The new development does run along a well-serviced bus route and increased uptake on public transport is a part of the MDC’s plan to persuade people who do not drive to move into this complex. This is to reduce emissions.
As well as this, the development will have 103 parking spaces for residents.
Cllr Pitts, however, has fresh concerns with the development, including the land’s status as a brownfield site, which would allow the MDC to receive a discount on certain materials if the development went ahead.
He said: ‘It’s not technically a brownfield site.
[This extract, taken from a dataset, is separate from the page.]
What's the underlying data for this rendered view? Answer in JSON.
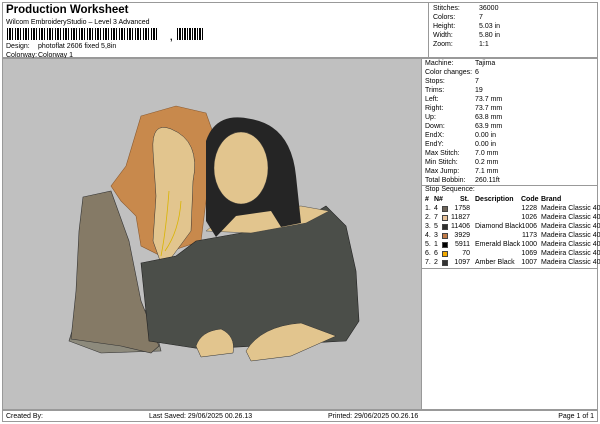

People are living there and they are going to demolish those [houses] and businesses.
‘It’s not technically a brownfield site until they’ve bought that property.
‘I’d have thought that there were other brownfield sites lying empty that should have been renovated before.
‘There’s one by St George’s church in St George’s Street, there’s one on Circular Road and Orry Street.’
The development is set to create 170 homes in the centre of Douglas and would be the focal point of a new ‘20-minute neighbourhood’ initiative that would see everything a person needs to live being within a 20-minute return journey.
The development also includes a community centre as well as 170 homes.
Cllr Pitts asked the council what the total cost of the properties would be, how would the properties be funded and over how many years.
The MDC has said that it has not publicly released the figure for the development and does not plan to.
The development would include a play area for the local children and Cllr Pitts also submitted questions about the materials used, the area of and the cost of the play area.